Morgan John Umsted (1842-1913) was born in Pennsylvania and moved to Iowa with his family in 1856. He enlisted from Mount Vernon into Company A of the 13th Iowa on September 18, 1861. He was mustered into service one month later. He was wounded “slightly” in the back on April 6, 1862, at the Battle of Shiloh. He was promoted to fifth sergeant on November 9, 1863, but later reduced to the ranks. He was discharged at Vicksburg on December 31, 1863. He re-enlisted as a veteran on January 1 and re-mustered on June 1, 1864. He went missing in action at the Battle of Atlanta on July 22, 1864, and served nine months and eighteen days in Andersonville and other Confederate prisons. He was released at Baldwin Junction, Florida, on April 1, 1865, and returned to his regiment on May 26. He was promoted to fifth corporal on July 1, 1865, and mustered out on July 21 at Clinton, Iowa. When he returned home, he married Allie J. Dixon (1847-1939) in June 1866, and they had eleven children. They moved to Webster County, Iowa, in 1880, and moved to Dayton in that county in 1884. He filed for an invalid pension in 1879.

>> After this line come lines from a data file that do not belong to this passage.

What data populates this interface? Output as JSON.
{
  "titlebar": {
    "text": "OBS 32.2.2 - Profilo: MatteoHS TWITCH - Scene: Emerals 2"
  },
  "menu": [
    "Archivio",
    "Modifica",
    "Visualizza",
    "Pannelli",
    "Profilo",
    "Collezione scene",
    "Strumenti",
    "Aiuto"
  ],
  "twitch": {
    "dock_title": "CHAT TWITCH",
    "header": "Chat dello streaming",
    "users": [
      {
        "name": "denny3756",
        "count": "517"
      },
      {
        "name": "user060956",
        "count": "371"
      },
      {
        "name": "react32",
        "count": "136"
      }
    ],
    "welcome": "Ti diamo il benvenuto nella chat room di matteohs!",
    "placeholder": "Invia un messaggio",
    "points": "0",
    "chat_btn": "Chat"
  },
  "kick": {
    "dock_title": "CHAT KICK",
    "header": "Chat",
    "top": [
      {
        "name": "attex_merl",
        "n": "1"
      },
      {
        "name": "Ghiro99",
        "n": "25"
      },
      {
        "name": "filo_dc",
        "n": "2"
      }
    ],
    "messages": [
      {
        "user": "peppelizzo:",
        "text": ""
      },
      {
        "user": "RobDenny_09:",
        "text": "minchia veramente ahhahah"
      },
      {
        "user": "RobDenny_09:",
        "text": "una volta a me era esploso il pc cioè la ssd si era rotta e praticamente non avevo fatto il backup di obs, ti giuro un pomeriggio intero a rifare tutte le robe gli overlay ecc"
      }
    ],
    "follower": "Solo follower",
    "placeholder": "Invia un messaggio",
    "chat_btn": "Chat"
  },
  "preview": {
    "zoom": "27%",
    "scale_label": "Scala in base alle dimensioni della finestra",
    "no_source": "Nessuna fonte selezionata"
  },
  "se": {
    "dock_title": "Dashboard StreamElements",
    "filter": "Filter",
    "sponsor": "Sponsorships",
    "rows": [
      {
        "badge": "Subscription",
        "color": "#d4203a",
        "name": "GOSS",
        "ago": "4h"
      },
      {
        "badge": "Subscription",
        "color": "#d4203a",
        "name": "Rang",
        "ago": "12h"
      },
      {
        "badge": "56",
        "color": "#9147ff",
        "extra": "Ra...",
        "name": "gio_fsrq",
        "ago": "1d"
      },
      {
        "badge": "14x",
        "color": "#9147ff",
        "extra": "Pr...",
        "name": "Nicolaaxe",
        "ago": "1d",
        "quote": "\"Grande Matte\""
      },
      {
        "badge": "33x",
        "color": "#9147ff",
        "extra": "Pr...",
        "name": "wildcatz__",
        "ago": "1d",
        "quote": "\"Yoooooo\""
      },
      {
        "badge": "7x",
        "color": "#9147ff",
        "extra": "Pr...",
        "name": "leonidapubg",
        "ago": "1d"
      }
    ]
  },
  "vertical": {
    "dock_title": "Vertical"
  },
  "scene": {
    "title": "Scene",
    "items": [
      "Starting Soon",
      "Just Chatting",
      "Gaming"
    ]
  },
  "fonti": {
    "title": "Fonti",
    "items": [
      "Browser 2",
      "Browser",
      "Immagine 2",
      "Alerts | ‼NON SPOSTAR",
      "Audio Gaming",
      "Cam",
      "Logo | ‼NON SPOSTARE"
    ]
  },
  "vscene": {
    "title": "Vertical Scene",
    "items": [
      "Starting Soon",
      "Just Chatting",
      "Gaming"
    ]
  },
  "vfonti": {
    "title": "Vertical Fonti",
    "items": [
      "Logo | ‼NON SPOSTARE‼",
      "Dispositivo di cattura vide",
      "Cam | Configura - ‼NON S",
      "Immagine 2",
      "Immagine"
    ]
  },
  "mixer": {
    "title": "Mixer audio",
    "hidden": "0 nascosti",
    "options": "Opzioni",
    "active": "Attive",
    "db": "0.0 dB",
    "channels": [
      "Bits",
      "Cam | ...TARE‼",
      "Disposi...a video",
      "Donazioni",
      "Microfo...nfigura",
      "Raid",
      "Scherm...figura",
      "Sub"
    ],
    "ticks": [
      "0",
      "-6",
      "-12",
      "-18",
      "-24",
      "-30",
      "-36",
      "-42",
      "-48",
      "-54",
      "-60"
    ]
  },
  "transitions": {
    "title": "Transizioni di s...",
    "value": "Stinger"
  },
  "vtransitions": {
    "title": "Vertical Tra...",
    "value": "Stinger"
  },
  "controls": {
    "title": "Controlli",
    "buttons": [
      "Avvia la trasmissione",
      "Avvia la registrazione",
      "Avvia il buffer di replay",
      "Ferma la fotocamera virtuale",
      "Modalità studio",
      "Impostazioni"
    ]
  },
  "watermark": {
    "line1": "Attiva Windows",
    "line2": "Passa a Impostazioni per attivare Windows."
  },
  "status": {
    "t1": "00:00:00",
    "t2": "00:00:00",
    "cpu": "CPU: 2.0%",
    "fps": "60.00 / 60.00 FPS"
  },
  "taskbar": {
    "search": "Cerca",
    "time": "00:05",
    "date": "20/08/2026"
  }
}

Condition: Fine, with one stain on the last page.

[1] Isaac Morgan Sloanaker (1816-1863) was born in Chester County, Pennsylvania and became a merchant in Philadelphia. In 1851, he married Mary Trego Hartman (1823-1915). He died on September 3, 1863, in York County, Pennsylvania.

[2] Umsted’s father Isaac Morgan Umsted (1812-1857) had died a few years earlier.

[3] Annie Turner Wittenmyer (1827-1900) was born in Ohio and moved to Keokuk, Iowa, with her husband in 1850. Three of her four children died before becoming adults, and her husband died in 1860. In 1861, she organized ladies’ aid societies for Iowa soldiers and the following year was appointed state sanitary agent. In 1863, she became involved in a political battle because state legislators did not trust a woman with government money and supplies. In 1864, she opened a home for Civil War orphans in Davenport. From 1874 to 1879, she served as the national president of the Women’s Christian Temperance Union. She wrote a memoir entitled Under the Guns (1895) about her wartime relief work.

[4] This reference is likely to Umsted’s brother Samuel Davis Umsted (1840-1864), who had also enlisted in Company A of the 13th Iowa Volunteer Infantry. Davis Umsted enlisted ten months after his younger brother, in August 1862. He was mustered in on December 1, 1862. Wounded in the head on July 3, 1864, at Kennesaw Mountain, Georgia, Davis Umsted died of his wounds on July 30.

[5] Umsted’s mother Sarah Treichler Umsted Tyson (1816-1894) had remarried in 1858, after Umsted’s father died in May 1857.